As discussed, Agda resolves not explicitly provided instance arguments using a resolution strategy that tries to select a unique type-correct value from the call-site scope. It is important to remark that this resolution strategy is less powerful than the equivalent instance search for Haskell type classes. Suppose we have the following definitions:

 record Eq (t : Set) : Set where
   field _==_ : t → t → Bool

And we bring in scope the record functions taking the record as an instance argument:

 open module EqWithImplicits {t : Set} {{eqT : Eq t}} = Eq EqT

Then we could have the following equivalent of a Haskell parameterised class instance:

 listEq : {A : Set} → Eq A → Eq (List A)
 listEq {A} eqA = record { _==_ = eq } where
   eq : List A → List A → Bool
   eq [] [] = true
   eq (a ∷ as) (b ∷ bs) = and (Eq.eq eqA a b) (eq' as bs)
   eq _ _ = false

However, if we try to use this, Agda will not automatically try to apply this parameterised instance to obtain a value of Eq t. The following will cause a type error, saying that no value of type Eq (List Bool) was found in scope:

 postulate boolEq : Eq Bool
 test = (true ∷ false ∷ []) == []

Unlike in Haskell, we need to help Agda to find a correct instance:

 test = (true ∷ false ∷ []) == []
    where eqListBool = listEq boolEq

This limitation of the power of the instance search power was introduced to prevent the instance search from being exploited as a computational primitive.

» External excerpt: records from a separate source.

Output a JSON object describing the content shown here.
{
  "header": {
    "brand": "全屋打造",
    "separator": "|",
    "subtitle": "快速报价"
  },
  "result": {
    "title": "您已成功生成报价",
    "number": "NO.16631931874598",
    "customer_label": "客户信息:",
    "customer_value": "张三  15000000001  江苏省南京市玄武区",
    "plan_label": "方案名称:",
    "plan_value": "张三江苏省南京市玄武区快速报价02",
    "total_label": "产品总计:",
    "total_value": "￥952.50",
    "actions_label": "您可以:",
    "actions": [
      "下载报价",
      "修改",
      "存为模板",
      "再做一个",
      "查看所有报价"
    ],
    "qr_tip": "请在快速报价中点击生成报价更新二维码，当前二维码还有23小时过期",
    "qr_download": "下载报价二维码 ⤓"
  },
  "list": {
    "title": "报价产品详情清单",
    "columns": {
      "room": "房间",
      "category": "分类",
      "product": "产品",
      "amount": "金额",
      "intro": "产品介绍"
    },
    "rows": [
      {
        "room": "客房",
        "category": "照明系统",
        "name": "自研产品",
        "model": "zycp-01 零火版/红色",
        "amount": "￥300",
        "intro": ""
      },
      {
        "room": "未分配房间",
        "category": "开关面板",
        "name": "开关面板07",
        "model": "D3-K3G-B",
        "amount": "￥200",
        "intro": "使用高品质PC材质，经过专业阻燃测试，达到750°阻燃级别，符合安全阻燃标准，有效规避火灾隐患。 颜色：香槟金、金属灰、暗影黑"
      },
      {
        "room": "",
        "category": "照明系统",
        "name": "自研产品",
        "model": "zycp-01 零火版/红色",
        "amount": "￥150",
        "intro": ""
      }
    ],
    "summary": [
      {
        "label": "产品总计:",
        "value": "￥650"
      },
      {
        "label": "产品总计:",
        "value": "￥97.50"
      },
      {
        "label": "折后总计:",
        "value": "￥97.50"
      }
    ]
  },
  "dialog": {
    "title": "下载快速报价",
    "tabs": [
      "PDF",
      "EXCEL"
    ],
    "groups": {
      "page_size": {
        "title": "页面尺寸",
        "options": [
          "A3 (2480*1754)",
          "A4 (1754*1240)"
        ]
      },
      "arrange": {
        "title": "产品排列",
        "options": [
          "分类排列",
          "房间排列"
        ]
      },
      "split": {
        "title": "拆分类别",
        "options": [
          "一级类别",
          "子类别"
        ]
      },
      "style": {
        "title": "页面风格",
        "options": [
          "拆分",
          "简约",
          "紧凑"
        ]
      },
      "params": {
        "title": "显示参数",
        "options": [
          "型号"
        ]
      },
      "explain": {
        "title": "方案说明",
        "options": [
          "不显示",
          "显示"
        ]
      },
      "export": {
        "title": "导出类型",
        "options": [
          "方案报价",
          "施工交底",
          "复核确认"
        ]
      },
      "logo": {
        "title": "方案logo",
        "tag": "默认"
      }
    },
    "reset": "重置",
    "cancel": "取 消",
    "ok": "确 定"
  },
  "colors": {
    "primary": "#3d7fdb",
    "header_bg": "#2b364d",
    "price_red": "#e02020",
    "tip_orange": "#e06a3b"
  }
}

However, as a consequence, Agda does require a bit more guidance than Haskell to find the correct instance in situations such as this one.